HOW likely are French parliamentarians to approve the proposed “burqa ban”? Deputies get their first chance to debate the idea in parliament on Tuesday May 11th. As a first step, the National Assembly will examine a resolution, which carries symbolic value, but not legal force. Yet it will be a good test of the political mood. It is likely to be approved with thunderous cross-party support.

French backing for a burqa ban across the political spectrum is sometimes hard to understand. In many multicultural quarters of Europe, the idea is linked to the extreme or nationalist right. In Britain, for instance, the only party proposing a total burqa ban during the recent general-election campaign was the United Kingdom Independence Party, which also wants to pull the country out of the European Union. The far-right British National Party also called for a burqa ban in schools. One Labour minister replied that it was “not British” to tell people what to wear in the street. In a speech in Cairo last year, President Barack Obama argued that Western countries should not be “dictating what clothes a Muslim woman should wear”.

In France, however, the proposal draws backing from the mainstream left and right. President Nicolas Sarkozy, from the political right, said last year that the burqa, as the French call it (in reality, they mean the niqab, or all-over face-covering veil), was “not welcome” on French soil. Jean-François Copé, the leader of the ruling UMP party in parliament, has been the most active in pushing for a total ban (The Economist interviewed Mr Copé last week). Yet the idea is also backed by politicians of all stripes, including the Communist head of a parliamentary inquiry into a ban, and various leading Socialists.


From the BBC:

A mosque near the Palestinian West Bank city of Nablus has been damaged by fire, officials say.

Palestinian president Mahmoud Abbas says the fire was caused by Jewish settlers, and that it could jeopardise Israeli-Palestinian peace talks.

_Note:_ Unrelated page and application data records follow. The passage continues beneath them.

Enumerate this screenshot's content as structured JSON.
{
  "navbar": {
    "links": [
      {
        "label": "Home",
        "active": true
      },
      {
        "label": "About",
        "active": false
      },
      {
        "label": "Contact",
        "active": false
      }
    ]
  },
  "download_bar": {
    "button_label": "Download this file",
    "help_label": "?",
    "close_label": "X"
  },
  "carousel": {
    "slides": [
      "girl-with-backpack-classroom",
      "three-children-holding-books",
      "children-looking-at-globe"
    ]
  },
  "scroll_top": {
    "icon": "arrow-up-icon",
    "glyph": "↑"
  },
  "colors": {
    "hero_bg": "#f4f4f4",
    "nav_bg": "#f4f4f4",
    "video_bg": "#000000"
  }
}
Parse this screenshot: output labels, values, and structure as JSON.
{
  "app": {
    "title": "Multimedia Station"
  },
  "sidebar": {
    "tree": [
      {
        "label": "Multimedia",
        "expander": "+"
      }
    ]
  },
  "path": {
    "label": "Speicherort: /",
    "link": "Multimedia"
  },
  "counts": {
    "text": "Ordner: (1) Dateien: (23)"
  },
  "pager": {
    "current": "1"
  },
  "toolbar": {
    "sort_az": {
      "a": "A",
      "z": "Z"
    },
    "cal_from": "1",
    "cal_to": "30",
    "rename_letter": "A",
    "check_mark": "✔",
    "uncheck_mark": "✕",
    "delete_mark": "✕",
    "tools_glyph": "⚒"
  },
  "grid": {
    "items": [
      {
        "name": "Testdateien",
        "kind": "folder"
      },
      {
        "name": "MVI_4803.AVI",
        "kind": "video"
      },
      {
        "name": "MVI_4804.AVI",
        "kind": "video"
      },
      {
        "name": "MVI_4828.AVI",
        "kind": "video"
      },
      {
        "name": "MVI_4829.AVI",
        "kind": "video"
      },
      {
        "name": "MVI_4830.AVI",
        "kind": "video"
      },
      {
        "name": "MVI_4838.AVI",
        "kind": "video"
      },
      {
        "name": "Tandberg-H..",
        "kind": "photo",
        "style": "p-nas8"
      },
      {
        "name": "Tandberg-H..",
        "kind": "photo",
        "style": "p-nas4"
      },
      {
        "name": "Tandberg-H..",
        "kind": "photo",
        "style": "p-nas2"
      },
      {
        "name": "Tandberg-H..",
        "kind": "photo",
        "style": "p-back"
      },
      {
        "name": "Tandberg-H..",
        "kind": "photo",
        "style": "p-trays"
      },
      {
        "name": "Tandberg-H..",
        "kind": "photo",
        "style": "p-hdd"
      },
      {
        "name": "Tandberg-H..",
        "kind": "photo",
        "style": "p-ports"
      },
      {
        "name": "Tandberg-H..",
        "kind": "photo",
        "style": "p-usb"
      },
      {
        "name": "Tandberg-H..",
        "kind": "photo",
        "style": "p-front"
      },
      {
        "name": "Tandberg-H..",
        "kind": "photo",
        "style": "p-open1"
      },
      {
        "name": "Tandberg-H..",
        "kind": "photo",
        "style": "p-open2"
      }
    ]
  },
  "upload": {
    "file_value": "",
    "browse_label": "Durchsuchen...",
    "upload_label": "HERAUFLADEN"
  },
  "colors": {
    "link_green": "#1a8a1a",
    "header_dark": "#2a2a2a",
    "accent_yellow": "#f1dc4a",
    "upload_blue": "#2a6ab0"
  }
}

Israeli media reports reports said an electrical short circuit may have started the blaze.

But Israeli security officers investigating the fire have not yet determined its cause, police say.

The mosque was gutted by the fire, which also destroyed holy books.

Lubban al-Sharqiya, the village where the mosque lies, is close to three Jewish settlements, AFP reports.


From Al-Jazeera English:

Muslims, academics and human rights groups have hit out at a looming public ban in Belgium on the full face veil, following a decision in the country’s parliament to make the wearing of the article of clothing illegal.

The vote on Thursday was almost unanimous with 134 MPs in support of the law and just two abstentions.

“I think they’re trying to wind us up,” Souad Barlabi, a young woman wearing a simple veil, said outside the Grand Mosque in Brussels, the Belgian capital, around the time of Friday prayers.

“We feel under attack,” she said, a day after the politicians voted for the ban on clothes or veils that do not allow the wearer to be fully identified.